Content starts

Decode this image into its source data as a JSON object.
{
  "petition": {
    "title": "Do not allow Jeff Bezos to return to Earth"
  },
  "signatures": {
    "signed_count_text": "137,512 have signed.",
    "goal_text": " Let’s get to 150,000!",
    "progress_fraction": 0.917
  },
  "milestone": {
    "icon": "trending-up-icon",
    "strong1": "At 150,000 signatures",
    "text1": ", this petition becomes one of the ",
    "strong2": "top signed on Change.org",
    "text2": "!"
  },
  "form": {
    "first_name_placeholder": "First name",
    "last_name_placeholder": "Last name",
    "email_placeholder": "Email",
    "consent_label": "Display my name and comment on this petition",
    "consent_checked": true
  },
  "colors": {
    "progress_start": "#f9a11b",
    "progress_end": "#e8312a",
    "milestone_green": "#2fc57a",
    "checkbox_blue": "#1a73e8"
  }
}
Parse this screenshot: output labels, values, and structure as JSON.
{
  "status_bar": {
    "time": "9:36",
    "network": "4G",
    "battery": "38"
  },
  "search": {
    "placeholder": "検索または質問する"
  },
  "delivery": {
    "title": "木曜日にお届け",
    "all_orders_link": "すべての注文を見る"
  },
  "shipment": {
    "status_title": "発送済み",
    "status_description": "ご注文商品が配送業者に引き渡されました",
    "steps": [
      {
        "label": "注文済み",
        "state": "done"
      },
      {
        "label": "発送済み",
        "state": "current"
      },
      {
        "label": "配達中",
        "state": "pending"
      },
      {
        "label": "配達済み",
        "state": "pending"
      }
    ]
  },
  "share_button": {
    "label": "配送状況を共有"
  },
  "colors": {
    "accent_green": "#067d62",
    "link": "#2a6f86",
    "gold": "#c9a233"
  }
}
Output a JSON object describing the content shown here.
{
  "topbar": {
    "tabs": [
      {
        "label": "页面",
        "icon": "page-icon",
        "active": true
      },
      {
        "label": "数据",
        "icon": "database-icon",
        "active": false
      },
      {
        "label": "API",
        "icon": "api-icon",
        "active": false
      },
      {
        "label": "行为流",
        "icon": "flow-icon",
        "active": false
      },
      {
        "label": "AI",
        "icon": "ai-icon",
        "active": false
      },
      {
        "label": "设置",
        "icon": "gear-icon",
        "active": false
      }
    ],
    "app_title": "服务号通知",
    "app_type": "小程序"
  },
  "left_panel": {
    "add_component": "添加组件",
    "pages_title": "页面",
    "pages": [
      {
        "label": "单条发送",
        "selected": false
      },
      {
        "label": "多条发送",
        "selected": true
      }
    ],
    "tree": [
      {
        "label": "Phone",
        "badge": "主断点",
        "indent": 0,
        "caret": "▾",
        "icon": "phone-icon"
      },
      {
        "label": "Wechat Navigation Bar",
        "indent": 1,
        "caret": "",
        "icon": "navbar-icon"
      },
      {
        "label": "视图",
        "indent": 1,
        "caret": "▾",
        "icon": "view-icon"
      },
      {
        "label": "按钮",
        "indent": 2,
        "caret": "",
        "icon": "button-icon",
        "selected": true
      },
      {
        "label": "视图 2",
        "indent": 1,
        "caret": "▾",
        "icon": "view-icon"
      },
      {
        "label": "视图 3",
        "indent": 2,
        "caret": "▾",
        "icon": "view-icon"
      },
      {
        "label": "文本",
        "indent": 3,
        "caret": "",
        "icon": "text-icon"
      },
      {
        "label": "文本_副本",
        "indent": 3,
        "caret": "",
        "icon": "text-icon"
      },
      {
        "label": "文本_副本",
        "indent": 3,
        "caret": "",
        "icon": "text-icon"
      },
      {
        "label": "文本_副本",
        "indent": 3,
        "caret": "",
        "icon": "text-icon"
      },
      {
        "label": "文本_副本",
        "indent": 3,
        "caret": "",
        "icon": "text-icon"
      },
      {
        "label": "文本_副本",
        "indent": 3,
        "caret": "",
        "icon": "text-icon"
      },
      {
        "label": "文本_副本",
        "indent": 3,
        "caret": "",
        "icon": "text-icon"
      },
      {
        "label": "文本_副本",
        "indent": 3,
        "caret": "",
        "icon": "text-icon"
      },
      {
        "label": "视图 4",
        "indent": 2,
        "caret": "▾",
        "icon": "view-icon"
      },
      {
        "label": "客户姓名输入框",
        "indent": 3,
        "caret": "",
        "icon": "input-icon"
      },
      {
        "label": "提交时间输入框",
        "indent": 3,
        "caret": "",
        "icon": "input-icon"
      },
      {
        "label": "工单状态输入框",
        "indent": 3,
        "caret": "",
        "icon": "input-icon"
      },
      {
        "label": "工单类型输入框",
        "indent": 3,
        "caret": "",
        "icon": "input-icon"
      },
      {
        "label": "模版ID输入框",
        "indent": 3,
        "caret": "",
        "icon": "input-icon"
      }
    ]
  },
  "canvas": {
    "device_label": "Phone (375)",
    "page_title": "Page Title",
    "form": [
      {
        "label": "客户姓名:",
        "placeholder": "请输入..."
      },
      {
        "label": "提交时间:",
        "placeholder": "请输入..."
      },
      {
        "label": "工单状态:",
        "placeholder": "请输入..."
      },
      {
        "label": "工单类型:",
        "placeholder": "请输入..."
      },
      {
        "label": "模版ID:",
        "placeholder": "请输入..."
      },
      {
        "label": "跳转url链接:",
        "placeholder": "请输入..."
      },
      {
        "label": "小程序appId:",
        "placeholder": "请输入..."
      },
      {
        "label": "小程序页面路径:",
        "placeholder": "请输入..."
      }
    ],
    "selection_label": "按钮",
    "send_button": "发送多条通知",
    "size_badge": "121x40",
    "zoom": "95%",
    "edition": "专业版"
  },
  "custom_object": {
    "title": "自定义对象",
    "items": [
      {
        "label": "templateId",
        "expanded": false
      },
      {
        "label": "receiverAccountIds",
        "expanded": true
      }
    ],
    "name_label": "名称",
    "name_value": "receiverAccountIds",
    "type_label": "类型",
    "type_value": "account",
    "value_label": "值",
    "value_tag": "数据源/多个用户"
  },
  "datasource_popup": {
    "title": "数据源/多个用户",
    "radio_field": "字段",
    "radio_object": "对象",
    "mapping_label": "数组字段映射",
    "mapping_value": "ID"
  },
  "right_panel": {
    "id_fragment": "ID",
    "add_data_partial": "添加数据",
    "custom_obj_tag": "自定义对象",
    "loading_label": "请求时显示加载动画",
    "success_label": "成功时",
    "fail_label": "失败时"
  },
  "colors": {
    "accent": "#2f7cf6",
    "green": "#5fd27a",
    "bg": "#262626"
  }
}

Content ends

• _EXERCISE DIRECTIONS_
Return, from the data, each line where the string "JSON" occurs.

• _OUTPUT BELOW_
Decode this image into its source data as a JSON object.
Parse this screenshot: output labels, values, and structure as JSON.
Output a JSON object describing the content shown here.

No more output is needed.